San Francisco Chronicle
Wednesday, January 21, 1998
Protest Against Anti-Bilingual Ballot Measure
About 100 protesters, mostly immigrants and their supporters, marched yesterday outside the Palo Alto office of Ron Unz, loudly opposing the Silicon Valley executive's support for the ballot campaign against bilingual education.
Demonstrators, organized by the Northern California Coalition for Immigrant Rights, chanted slogans and held signs in front of Wall Street Analytics, Unz's software company. The signs opposed the ballot measure that would end California's current bilingual education programs.
``We're here at Ron Unz's workplace to send a very strong message that the immigrant community does not support his initiative,'' said Renee Saucedo, the coalition's executive director.
``We are here as a united community of Latinos, Asians and other supporters to say very strongly that we will defeat this initiative because our children's future depends on it. We feel that it's sad and disgusting that (Unz) is doing this at the expense of our children's education.''
About one-third of the state's 1.3 million limited-English speaking children take classes in their native language. The measure would outlaw this practice, replacing it with a new program in which children under age 10 would spend up to a year in intensive English classes.
Sheri Annis, spokeswoman for English for the Children, the group leading the campaign, said bilingual education has made it harder for new immigrants to learn English and adapt to American society.
The initiative qualified for the June ballot in December after a signature campaign. Unz, who lost in his bid to become California governor in 1994, spent more than $300,000 to get the measure on the ballot.
``The best way to continue to maintain the California underclass is to continue the current system of bilingual education,'' Annis said.
``We have the silent majority of parents calling us, thrilled that someone is trying to change the system. The parents think their children will have a better chance to succeed once the initiative passes. It's a very small portion who disagree with us.''

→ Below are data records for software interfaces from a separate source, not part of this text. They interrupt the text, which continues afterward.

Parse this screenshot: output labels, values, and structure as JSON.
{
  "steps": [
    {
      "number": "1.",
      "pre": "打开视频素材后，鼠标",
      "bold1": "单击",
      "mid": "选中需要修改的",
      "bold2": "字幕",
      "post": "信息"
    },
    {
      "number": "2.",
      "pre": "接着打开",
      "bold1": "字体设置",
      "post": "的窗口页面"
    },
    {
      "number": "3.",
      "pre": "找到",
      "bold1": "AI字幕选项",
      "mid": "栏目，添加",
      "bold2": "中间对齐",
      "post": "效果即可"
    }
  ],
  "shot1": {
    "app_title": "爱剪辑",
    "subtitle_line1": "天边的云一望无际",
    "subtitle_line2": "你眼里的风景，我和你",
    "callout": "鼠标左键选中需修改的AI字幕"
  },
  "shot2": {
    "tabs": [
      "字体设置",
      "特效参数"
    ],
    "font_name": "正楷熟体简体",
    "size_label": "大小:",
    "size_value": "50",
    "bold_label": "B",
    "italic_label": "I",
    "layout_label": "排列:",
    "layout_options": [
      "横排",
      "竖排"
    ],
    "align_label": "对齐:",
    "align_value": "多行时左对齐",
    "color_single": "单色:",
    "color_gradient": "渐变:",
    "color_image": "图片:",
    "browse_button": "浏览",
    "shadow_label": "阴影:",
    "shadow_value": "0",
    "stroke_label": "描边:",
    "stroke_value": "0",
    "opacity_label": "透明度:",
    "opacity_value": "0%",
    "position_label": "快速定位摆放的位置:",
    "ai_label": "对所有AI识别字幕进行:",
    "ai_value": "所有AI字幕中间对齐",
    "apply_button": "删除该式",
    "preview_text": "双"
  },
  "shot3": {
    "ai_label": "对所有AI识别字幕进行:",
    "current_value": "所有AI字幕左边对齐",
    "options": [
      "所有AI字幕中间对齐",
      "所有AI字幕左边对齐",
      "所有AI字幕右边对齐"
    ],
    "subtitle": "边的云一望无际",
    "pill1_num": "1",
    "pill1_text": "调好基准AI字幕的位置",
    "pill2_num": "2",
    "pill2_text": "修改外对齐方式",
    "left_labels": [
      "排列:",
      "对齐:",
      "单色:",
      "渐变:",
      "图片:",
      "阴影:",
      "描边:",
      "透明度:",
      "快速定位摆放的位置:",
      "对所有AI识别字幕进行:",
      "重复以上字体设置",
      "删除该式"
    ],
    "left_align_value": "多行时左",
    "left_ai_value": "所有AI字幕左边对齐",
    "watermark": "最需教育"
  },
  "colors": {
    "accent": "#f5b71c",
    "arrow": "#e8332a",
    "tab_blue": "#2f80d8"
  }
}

Among those who disagree are Monica Villanueva, a 28-year-old Mexican immigrant, who came to the march with her 10-year-old daughter, Anna, and 2-year-old son, Roberto.
``We need to learn English, and it's easier to learn with bilingual education,'' she said at the rally.
Lam Luong, 55, vice president of the San Jose-based Vietnamese American Community of Northern California, said that bilingual education helps immigrants understand English better and faster.
``The immigrant children need this,'' she said. ``It (the initiative) is unfair to the children.''